--- MATERIAL PROVIDED Enclosed Below ---

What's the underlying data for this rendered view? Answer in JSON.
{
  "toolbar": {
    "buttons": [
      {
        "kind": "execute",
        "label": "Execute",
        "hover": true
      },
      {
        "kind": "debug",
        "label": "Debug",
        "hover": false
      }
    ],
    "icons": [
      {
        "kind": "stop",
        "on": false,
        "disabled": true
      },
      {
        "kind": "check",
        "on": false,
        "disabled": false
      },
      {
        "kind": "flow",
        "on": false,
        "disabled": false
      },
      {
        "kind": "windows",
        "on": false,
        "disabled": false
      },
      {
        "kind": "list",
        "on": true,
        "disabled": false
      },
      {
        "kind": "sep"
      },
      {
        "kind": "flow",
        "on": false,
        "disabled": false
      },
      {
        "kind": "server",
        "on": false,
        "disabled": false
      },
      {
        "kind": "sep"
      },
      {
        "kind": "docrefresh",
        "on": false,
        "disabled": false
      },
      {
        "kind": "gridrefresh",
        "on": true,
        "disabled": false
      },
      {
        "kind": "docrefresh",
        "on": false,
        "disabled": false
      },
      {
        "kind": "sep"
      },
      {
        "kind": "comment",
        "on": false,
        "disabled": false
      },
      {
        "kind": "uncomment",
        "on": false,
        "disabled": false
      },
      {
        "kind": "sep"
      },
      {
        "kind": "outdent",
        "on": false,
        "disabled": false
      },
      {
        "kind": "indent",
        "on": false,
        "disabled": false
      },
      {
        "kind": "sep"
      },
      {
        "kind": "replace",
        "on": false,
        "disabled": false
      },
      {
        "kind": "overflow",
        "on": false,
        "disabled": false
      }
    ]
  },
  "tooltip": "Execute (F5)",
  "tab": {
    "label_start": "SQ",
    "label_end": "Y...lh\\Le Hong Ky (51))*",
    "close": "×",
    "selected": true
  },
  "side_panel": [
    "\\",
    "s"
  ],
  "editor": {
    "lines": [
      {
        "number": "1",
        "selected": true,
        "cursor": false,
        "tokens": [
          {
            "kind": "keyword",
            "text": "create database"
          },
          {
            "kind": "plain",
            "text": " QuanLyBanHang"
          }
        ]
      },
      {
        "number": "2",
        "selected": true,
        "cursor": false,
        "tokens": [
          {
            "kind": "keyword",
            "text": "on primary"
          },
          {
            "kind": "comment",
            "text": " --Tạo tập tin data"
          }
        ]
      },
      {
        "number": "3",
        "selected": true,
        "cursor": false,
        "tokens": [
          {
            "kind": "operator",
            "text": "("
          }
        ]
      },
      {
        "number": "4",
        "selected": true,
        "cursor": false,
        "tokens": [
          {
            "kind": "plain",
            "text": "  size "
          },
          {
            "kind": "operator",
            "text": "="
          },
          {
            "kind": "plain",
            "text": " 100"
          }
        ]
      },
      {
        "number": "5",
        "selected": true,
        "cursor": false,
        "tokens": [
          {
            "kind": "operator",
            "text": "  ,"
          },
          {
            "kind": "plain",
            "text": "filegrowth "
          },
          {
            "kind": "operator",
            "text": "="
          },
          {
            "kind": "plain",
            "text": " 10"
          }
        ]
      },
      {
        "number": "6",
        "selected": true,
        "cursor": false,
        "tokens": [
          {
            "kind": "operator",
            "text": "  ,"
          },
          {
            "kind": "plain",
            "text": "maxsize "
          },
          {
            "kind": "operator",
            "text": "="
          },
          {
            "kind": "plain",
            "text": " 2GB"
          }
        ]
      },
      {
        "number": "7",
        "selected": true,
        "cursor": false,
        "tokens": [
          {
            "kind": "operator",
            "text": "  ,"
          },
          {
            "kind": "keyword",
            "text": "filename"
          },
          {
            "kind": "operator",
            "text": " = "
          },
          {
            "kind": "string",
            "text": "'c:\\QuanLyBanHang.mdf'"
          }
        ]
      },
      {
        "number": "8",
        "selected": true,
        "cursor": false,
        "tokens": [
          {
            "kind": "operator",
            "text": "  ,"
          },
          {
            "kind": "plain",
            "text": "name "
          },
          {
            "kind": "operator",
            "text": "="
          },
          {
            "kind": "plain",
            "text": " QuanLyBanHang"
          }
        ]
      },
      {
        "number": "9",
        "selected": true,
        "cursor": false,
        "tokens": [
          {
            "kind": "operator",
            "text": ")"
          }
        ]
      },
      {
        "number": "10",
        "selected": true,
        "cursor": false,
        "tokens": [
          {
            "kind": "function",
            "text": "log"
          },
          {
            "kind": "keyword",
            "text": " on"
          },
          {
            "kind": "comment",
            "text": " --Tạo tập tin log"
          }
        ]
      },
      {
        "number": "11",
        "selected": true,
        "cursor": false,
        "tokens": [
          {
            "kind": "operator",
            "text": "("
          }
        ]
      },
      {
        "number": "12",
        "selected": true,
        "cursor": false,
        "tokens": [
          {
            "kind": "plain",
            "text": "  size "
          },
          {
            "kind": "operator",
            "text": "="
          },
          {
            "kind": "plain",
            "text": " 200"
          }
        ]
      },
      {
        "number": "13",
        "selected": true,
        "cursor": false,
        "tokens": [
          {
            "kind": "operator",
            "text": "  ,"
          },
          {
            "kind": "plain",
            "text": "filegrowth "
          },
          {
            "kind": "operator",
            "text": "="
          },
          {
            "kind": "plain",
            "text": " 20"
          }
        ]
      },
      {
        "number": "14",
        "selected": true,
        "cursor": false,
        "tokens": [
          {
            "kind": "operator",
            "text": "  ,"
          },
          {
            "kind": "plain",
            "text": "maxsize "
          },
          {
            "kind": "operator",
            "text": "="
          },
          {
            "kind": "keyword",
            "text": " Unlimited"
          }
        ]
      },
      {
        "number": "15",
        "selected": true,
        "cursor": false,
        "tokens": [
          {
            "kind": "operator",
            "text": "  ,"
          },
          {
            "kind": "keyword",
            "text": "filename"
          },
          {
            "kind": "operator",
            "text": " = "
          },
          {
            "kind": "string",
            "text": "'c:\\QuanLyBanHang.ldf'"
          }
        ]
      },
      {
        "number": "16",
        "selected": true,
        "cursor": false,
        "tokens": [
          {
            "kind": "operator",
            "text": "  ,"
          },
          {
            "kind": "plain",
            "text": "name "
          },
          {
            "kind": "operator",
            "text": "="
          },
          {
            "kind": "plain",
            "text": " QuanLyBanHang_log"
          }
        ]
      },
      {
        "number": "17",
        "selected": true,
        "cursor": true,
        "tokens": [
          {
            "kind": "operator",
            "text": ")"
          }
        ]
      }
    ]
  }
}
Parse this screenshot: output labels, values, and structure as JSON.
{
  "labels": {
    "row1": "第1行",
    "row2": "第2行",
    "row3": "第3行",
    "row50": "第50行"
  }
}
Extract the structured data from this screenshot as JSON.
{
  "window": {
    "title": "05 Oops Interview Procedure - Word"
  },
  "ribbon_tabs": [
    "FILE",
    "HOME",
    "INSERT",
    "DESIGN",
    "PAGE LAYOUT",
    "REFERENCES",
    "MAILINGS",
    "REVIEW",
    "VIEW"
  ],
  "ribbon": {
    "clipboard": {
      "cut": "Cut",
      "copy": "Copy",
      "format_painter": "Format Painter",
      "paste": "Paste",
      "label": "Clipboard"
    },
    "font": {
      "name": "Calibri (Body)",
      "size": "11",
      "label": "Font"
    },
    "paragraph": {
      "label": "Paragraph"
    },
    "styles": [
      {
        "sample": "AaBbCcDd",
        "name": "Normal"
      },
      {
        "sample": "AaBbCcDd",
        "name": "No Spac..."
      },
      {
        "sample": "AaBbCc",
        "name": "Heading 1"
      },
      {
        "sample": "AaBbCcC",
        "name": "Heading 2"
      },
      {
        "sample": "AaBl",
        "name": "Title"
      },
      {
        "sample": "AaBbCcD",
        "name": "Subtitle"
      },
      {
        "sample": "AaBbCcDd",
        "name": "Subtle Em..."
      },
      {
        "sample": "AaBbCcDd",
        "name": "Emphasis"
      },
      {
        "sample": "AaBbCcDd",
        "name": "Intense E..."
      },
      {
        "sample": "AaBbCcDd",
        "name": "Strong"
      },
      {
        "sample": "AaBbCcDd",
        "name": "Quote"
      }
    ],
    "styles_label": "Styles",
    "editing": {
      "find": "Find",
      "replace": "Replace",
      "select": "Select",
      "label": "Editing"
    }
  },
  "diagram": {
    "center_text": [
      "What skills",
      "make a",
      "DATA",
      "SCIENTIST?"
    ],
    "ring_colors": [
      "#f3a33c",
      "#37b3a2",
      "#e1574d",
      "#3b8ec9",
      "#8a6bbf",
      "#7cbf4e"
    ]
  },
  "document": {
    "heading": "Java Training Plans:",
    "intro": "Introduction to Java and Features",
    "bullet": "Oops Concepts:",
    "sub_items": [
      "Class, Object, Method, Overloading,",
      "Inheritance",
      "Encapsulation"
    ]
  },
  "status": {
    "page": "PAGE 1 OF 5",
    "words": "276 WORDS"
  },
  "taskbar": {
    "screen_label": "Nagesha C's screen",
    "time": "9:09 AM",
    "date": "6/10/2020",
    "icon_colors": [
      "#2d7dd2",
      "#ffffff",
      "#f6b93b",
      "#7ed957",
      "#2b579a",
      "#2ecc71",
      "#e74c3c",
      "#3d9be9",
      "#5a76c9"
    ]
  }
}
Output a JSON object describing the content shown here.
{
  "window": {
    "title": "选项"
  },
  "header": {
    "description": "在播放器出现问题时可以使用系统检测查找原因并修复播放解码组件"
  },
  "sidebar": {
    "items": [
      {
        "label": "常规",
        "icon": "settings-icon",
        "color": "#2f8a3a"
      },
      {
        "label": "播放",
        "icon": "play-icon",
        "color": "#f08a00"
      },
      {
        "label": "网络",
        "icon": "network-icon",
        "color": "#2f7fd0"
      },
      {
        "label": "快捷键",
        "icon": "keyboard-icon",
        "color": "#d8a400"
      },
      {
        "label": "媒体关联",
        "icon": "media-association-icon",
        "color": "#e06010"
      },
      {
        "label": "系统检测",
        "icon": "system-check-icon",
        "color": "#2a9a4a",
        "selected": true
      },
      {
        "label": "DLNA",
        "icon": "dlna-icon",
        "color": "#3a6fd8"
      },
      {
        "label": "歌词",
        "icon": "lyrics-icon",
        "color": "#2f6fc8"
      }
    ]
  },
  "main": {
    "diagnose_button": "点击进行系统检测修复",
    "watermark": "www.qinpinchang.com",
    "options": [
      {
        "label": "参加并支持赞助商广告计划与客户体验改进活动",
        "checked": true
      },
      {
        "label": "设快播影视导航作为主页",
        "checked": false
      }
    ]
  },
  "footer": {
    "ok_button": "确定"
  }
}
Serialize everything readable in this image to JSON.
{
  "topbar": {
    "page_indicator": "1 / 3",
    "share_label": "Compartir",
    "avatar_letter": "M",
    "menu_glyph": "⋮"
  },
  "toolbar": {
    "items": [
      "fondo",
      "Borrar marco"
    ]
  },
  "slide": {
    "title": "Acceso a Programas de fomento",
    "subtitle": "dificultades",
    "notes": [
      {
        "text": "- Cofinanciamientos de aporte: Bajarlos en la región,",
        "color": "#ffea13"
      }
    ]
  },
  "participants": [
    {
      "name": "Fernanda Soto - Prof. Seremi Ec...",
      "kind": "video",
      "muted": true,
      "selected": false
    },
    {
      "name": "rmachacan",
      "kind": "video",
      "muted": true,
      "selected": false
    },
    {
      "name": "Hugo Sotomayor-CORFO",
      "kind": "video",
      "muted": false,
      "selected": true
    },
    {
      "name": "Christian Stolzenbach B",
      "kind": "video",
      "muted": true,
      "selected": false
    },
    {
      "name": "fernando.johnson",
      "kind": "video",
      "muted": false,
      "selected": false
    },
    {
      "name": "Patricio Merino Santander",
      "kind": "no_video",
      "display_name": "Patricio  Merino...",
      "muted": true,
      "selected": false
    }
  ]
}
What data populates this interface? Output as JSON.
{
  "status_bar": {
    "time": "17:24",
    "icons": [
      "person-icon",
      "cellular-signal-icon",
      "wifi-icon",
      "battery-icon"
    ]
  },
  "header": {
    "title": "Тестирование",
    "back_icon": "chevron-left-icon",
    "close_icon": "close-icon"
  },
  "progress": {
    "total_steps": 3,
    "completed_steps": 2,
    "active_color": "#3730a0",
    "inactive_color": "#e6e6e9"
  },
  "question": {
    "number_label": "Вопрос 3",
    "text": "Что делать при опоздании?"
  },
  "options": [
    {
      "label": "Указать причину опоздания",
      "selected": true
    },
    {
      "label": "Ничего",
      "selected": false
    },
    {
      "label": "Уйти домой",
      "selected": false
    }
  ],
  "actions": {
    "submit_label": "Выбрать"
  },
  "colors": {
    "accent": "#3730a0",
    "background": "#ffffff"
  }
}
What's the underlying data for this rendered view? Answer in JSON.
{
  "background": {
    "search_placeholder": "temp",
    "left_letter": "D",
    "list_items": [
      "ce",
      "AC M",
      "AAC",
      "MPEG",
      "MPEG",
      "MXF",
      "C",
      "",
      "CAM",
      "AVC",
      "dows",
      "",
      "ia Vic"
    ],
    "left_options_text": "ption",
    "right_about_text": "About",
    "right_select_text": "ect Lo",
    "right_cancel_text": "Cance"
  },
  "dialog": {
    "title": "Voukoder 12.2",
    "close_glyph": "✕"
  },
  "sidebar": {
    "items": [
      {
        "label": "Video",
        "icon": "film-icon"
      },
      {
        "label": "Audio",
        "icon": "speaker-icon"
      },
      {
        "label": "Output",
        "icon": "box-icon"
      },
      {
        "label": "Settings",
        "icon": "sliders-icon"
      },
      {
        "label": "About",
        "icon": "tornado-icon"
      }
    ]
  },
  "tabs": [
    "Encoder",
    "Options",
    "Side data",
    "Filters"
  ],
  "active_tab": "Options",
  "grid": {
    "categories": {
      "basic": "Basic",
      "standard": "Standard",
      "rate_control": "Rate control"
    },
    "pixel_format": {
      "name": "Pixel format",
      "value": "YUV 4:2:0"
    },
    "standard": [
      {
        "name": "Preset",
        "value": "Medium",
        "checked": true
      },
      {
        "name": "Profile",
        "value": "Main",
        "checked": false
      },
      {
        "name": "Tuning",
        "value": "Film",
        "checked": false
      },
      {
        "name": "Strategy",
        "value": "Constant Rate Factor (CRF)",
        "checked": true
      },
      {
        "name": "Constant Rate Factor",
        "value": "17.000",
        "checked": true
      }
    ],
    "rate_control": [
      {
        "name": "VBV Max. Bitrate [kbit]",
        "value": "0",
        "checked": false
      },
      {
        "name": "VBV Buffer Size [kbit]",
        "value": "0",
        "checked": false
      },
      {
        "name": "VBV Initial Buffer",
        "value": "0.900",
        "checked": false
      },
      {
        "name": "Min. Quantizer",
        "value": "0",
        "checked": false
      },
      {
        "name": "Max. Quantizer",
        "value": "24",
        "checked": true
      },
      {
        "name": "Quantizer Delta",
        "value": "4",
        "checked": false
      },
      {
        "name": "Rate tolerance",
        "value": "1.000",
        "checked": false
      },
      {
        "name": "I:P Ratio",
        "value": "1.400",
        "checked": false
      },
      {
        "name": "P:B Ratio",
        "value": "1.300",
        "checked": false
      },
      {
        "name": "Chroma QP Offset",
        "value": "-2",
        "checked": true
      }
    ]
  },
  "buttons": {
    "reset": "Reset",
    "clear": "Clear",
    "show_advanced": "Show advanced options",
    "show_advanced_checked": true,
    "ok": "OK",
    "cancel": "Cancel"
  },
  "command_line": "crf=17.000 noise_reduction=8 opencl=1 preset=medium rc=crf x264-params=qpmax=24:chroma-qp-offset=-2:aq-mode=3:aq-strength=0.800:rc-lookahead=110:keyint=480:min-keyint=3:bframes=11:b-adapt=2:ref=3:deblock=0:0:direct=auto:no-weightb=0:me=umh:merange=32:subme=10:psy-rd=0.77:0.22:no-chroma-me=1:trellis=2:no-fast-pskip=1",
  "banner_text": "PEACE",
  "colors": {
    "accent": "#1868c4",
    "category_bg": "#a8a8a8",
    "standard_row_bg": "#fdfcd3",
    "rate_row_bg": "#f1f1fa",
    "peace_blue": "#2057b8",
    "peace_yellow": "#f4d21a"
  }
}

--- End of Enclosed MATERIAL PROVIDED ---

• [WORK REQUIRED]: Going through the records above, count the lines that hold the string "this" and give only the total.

• [EXERCISE RESPONSE]: 6